Records drawn from a dataset
%%
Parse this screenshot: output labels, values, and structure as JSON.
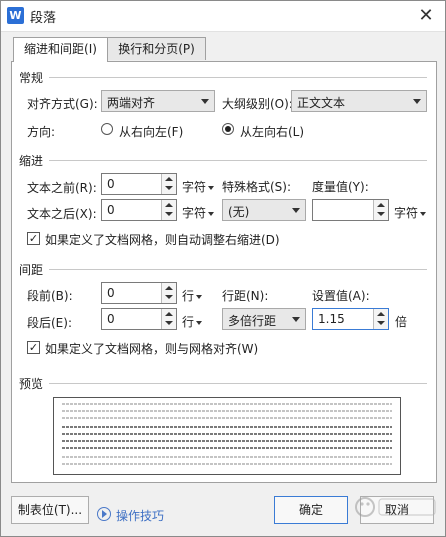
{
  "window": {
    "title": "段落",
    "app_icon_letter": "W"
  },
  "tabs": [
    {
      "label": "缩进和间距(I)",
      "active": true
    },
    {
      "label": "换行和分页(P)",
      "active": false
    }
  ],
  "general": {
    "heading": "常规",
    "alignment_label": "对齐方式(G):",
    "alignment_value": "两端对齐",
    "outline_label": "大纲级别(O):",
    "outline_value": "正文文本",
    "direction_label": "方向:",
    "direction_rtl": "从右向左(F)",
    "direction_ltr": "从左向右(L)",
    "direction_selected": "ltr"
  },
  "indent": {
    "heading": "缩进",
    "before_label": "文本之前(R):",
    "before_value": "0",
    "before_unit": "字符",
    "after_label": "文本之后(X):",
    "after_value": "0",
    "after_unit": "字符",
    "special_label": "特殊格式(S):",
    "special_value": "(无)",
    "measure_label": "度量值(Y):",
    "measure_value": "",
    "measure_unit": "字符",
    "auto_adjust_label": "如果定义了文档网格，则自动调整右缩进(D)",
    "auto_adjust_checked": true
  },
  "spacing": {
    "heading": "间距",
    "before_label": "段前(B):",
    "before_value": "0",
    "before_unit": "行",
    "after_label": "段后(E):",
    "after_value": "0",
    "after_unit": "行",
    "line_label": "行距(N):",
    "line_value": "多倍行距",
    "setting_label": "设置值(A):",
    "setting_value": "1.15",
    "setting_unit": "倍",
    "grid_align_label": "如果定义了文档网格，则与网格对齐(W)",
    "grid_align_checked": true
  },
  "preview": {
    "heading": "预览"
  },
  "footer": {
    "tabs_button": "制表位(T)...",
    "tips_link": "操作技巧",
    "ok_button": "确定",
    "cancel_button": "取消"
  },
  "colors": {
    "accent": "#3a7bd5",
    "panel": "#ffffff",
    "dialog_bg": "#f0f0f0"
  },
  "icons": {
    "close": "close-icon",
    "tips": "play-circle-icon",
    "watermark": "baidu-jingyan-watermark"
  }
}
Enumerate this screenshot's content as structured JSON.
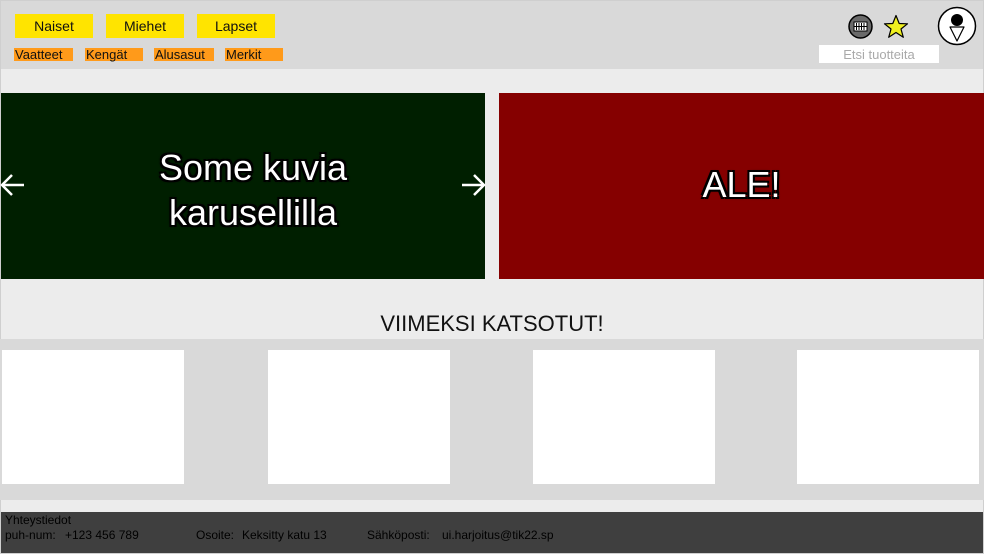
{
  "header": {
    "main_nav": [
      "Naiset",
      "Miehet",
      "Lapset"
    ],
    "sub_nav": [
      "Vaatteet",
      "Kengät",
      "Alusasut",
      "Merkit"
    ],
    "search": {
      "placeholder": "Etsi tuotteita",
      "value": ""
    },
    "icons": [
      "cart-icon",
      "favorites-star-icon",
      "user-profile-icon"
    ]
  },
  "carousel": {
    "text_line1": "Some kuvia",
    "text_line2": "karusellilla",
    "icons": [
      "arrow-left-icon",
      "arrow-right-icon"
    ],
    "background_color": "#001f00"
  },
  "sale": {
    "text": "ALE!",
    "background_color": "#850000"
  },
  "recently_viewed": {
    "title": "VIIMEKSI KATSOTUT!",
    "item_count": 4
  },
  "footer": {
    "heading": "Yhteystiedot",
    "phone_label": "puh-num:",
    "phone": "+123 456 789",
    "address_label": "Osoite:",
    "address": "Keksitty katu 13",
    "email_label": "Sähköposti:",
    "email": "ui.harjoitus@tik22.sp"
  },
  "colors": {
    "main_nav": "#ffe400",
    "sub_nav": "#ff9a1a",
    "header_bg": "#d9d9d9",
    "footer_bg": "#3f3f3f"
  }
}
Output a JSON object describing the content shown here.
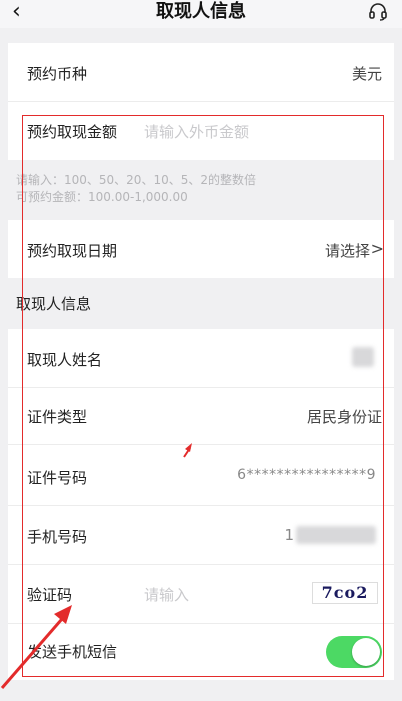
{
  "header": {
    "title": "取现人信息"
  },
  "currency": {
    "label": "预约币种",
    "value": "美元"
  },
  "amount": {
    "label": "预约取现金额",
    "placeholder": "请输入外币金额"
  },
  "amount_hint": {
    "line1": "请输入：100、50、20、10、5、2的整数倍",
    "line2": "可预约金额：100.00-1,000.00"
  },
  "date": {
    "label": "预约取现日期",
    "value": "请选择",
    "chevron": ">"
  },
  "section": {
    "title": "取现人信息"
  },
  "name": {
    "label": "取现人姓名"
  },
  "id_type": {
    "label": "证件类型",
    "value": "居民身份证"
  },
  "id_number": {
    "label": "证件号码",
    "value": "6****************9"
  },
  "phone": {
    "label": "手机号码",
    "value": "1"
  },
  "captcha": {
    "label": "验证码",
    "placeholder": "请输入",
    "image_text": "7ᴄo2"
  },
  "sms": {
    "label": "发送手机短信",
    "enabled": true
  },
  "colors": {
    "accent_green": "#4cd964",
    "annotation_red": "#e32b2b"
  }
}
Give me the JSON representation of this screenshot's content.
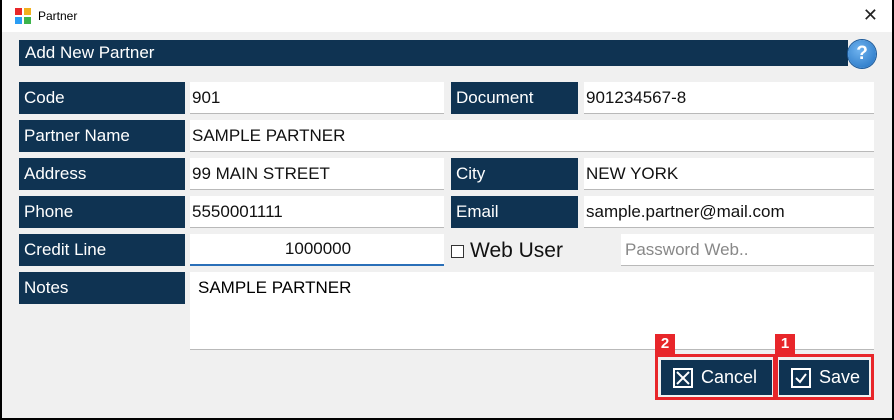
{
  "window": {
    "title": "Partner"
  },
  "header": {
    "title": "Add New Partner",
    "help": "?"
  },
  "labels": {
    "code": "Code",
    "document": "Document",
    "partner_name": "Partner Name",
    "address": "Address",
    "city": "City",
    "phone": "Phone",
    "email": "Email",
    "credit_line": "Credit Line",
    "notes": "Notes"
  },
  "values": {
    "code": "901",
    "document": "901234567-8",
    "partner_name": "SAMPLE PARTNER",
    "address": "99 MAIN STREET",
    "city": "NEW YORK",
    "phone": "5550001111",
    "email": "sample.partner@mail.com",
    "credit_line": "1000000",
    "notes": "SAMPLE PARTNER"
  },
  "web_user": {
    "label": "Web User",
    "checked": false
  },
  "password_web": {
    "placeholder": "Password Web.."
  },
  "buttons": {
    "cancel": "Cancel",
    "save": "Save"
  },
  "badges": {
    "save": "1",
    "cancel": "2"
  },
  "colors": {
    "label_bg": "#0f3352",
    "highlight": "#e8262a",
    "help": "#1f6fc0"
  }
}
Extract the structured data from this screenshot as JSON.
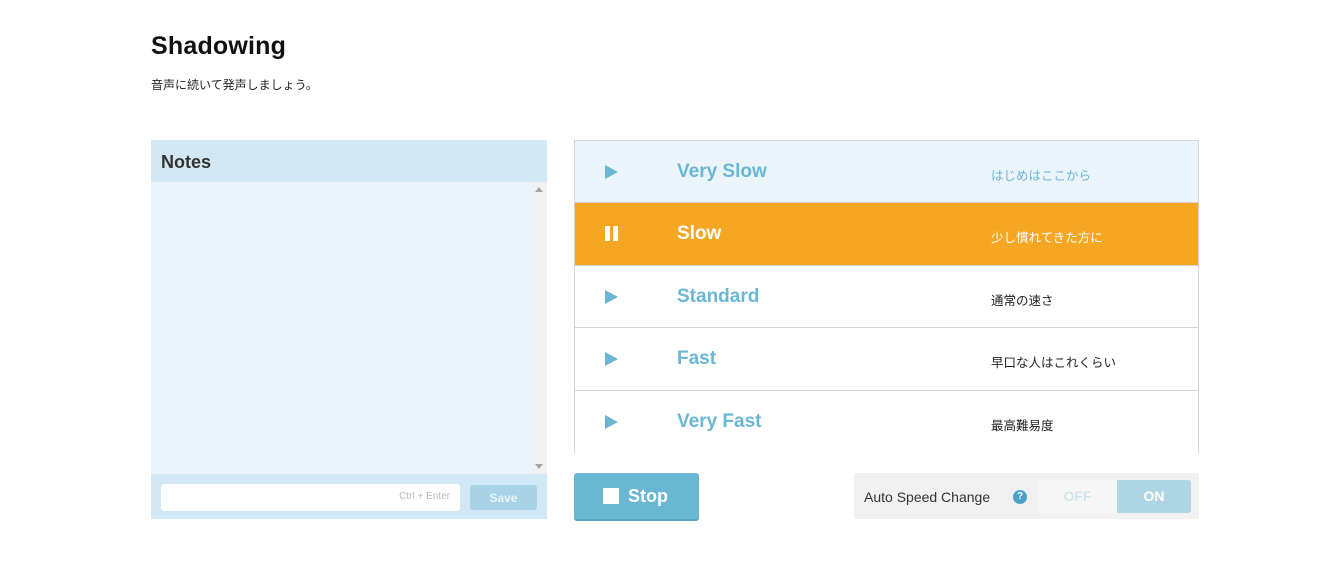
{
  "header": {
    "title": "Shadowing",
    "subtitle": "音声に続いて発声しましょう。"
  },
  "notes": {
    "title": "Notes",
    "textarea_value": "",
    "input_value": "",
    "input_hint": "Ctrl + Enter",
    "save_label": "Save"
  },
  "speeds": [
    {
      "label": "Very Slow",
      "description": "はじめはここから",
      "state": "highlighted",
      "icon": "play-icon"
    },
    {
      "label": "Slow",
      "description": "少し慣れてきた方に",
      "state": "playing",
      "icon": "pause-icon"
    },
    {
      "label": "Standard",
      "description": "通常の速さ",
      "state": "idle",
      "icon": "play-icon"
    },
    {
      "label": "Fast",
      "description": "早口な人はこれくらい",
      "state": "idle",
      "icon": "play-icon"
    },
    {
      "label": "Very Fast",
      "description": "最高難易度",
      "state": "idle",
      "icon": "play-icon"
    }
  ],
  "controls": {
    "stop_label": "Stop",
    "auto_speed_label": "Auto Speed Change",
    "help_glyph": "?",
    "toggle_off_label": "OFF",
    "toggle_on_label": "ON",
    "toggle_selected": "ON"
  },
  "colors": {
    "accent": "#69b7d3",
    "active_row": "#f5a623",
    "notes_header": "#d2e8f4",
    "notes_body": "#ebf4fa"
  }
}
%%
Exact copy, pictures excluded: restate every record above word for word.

Parse this screenshot: output labels, values, and structure as JSON.
{
  "window": {
    "title": "段落",
    "app_icon_letter": "W"
  },
  "tabs": [
    {
      "label": "缩进和间距(I)",
      "active": true
    },
    {
      "label": "换行和分页(P)",
      "active": false
    }
  ],
  "general": {
    "heading": "常规",
    "alignment_label": "对齐方式(G):",
    "alignment_value": "两端对齐",
    "outline_label": "大纲级别(O):",
    "outline_value": "正文文本",
    "direction_label": "方向:",
    "direction_rtl": "从右向左(F)",
    "direction_ltr": "从左向右(L)",
    "direction_selected": "ltr"
  },
  "indent": {
    "heading": "缩进",
    "before_label": "文本之前(R):",
    "before_value": "0",
    "before_unit": "字符",
    "after_label": "文本之后(X):",
    "after_value": "0",
    "after_unit": "字符",
    "special_label": "特殊格式(S):",
    "special_value": "(无)",
    "measure_label": "度量值(Y):",
    "measure_value": "",
    "measure_unit": "字符",
    "auto_adjust_label": "如果定义了文档网格，则自动调整右缩进(D)",
    "auto_adjust_checked": true
  },
  "spacing": {
    "heading": "间距",
    "before_label": "段前(B):",
    "before_value": "0",
    "before_unit": "行",
    "after_label": "段后(E):",
    "after_value": "0",
    "after_unit": "行",
    "line_label": "行距(N):",
    "line_value": "多倍行距",
    "setting_label": "设置值(A):",
    "setting_value": "1.15",
    "setting_unit": "倍",
    "grid_align_label": "如果定义了文档网格，则与网格对齐(W)",
    "grid_align_checked": true
  },
  "preview": {
    "heading": "预览"
  },
  "footer": {
    "tabs_button": "制表位(T)...",
    "tips_link": "操作技巧",
    "ok_button": "确定",
    "cancel_button": "取消"
  },
  "colors": {
    "accent": "#3a7bd5",
    "panel": "#ffffff",
    "dialog_bg": "#f0f0f0"
  },
  "icons": {
    "close": "close-icon",
    "tips": "play-circle-icon",
    "watermark": "baidu-jingyan-watermark"
  }
}
Enumerate this screenshot's content as structured JSON.
{
  "header": {
    "main_nav": [
      "Naiset",
      "Miehet",
      "Lapset"
    ],
    "sub_nav": [
      "Vaatteet",
      "Kengät",
      "Alusasut",
      "Merkit"
    ],
    "search": {
      "placeholder": "Etsi tuotteita",
      "value": ""
    },
    "icons": [
      "cart-icon",
      "favorites-star-icon",
      "user-profile-icon"
    ]
  },
  "carousel": {
    "text_line1": "Some kuvia",
    "text_line2": "karusellilla",
    "icons": [
      "arrow-left-icon",
      "arrow-right-icon"
    ],
    "background_color": "#001f00"
  },
  "sale": {
    "text": "ALE!",
    "background_color": "#850000"
  },
  "recently_viewed": {
    "title": "VIIMEKSI KATSOTUT!",
    "item_count": 4
  },
  "footer": {
    "heading": "Yhteystiedot",
    "phone_label": "puh-num:",
    "phone": "+123 456 789",
    "address_label": "Osoite:",
    "address": "Keksitty katu 13",
    "email_label": "Sähköposti:",
    "email": "ui.harjoitus@tik22.sp"
  },
  "colors": {
    "main_nav": "#ffe400",
    "sub_nav": "#ff9a1a",
    "header_bg": "#d9d9d9",
    "footer_bg": "#3f3f3f"
  }
}
Output a JSON object describing the content shown here.
{
  "header": {
    "title": "取现人信息"
  },
  "currency": {
    "label": "预约币种",
    "value": "美元"
  },
  "amount": {
    "label": "预约取现金额",
    "placeholder": "请输入外币金额"
  },
  "amount_hint": {
    "line1": "请输入：100、50、20、10、5、2的整数倍",
    "line2": "可预约金额：100.00-1,000.00"
  },
  "date": {
    "label": "预约取现日期",
    "value": "请选择",
    "chevron": ">"
  },
  "section": {
    "title": "取现人信息"
  },
  "name": {
    "label": "取现人姓名"
  },
  "id_type": {
    "label": "证件类型",
    "value": "居民身份证"
  },
  "id_number": {
    "label": "证件号码",
    "value": "6****************9"
  },
  "phone": {
    "label": "手机号码",
    "value": "1"
  },
  "captcha": {
    "label": "验证码",
    "placeholder": "请输入",
    "image_text": "7ᴄo2"
  },
  "sms": {
    "label": "发送手机短信",
    "enabled": true
  },
  "colors": {
    "accent_green": "#4cd964",
    "annotation_red": "#e32b2b"
  }
}
Give me the JSON representation of this screenshot's content.
{
  "window": {
    "title": "Partner"
  },
  "header": {
    "title": "Add New Partner",
    "help": "?"
  },
  "labels": {
    "code": "Code",
    "document": "Document",
    "partner_name": "Partner Name",
    "address": "Address",
    "city": "City",
    "phone": "Phone",
    "email": "Email",
    "credit_line": "Credit Line",
    "notes": "Notes"
  },
  "values": {
    "code": "901",
    "document": "901234567-8",
    "partner_name": "SAMPLE PARTNER",
    "address": "99 MAIN STREET",
    "city": "NEW YORK",
    "phone": "5550001111",
    "email": "sample.partner@mail.com",
    "credit_line": "1000000",
    "notes": "SAMPLE PARTNER"
  },
  "web_user": {
    "label": "Web User",
    "checked": false
  },
  "password_web": {
    "placeholder": "Password Web.."
  },
  "buttons": {
    "cancel": "Cancel",
    "save": "Save"
  },
  "badges": {
    "save": "1",
    "cancel": "2"
  },
  "colors": {
    "label_bg": "#0f3352",
    "highlight": "#e8262a",
    "help": "#1f6fc0"
  }
}
Extract the structured data from this screenshot as JSON.
{
  "header": {
    "title": "Shadowing",
    "subtitle": "音声に続いて発声しましょう。"
  },
  "notes": {
    "title": "Notes",
    "textarea_value": "",
    "input_value": "",
    "input_hint": "Ctrl + Enter",
    "save_label": "Save"
  },
  "speeds": [
    {
      "label": "Very Slow",
      "description": "はじめはここから",
      "state": "highlighted",
      "icon": "play-icon"
    },
    {
      "label": "Slow",
      "description": "少し慣れてきた方に",
      "state": "playing",
      "icon": "pause-icon"
    },
    {
      "label": "Standard",
      "description": "通常の速さ",
      "state": "idle",
      "icon": "play-icon"
    },
    {
      "label": "Fast",
      "description": "早口な人はこれくらい",
      "state": "idle",
      "icon": "play-icon"
    },
    {
      "label": "Very Fast",
      "description": "最高難易度",
      "state": "idle",
      "icon": "play-icon"
    }
  ],
  "controls": {
    "stop_label": "Stop",
    "auto_speed_label": "Auto Speed Change",
    "help_glyph": "?",
    "toggle_off_label": "OFF",
    "toggle_on_label": "ON",
    "toggle_selected": "ON"
  },
  "colors": {
    "accent": "#69b7d3",
    "active_row": "#f5a623",
    "notes_header": "#d2e8f4",
    "notes_body": "#ebf4fa"
  }
}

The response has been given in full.